Paloma Kubiak
Written By:
Paloma Kubiak

The Government will increase the statutory legacy sum that can be left to a surviving spouse if no will was drafted. However, individuals are urged to draw up a will to ensure their wishes are realised.

Anyone who passes away without making a will is considered to have died “intestate”. Under these circumstances, there are rules in place which outline who can inherit and in what order, as well as limits to the amount that can be passed on.

If someone who was in a marriage or civil partnership dies and there are no children, then the surviving spouse will automatically gain the full estate.

However, where children are involved, there are special provisions which cater both to offspring and the surviving spouse.

Currently in England and Wales, the surviving spouse inherits the first £270,000, plus half of the remaining estate with the other half split between children.

However, from tomorrow (Wednesday 26 July), the Statutory Legacy fixed net sum will increase from £270,000 to £322,000.

This means that the spouse who is left behind is entitled to £322,000, plus half of the remaining estate with the other half to be split equally between children.

But there is no statutory provision in the event of a death without a will for cohabiting or unmarried couples, stepchildren or any other chosen person such as a friend who you would prefer to inherit the proceeds from your estate.

If could also mean that a spouse that you separated from, even years ago, could still receive all or part of your assets left behind.

Government move welcomed

Ian Bond, the lifestyle and estate planning partner at Irwin Mitchell, said: “Where a person dies in England and Wales without a valid will in place then, under the rules of intestacy, the estate of the deceased is distributed in a specific way depending on who survives, how they are related to the deceased and how many individuals there are.

“The order of priority for who inherits is: spouse or civil partner, children, parents, siblings, grandparents, aunts/uncles. The rules tend not to take into account modern relationships and make no provisions for cohabitees, stepchildren, friends, or favoured charities.”

Bond added this increase is good news for people struggling with the cost-of-living crisis and rising inflation.

However he added: “The best way to be certain about how your estate is distributed to your family, friends and favoured charities when you die is by making a will.”

Sabrina D’Acri Davies, solicitor, wills and estate planning at Hugh James, said: “The Government’s change to the statutory legacy is a glimmer of hope for bereaved spouses or civil partners during the current cost-of-living crisis.

“However, with the increase in property prices, loved ones may still find themselves in a difficult situation when it comes to their ownership of the matrimonial home, which could possibly be shared with children of the deceased.”

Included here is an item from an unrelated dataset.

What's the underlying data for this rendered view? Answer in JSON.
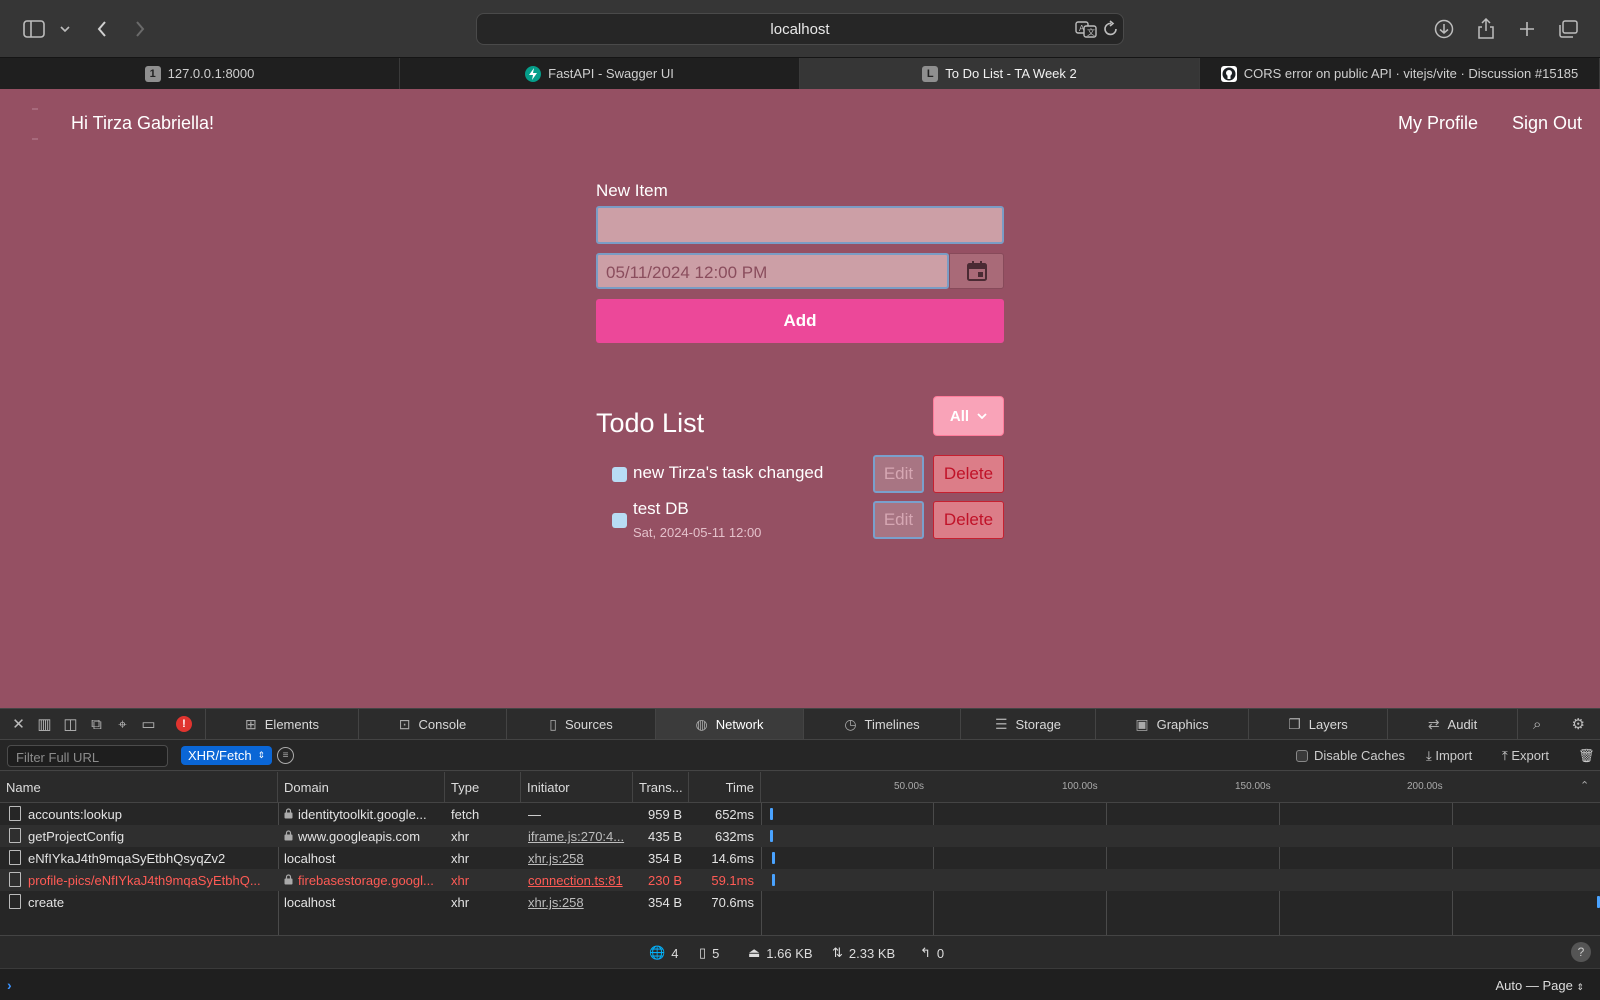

“The Government’s change reiterates the importance of why people should make a will, to provide security for their loved ones.”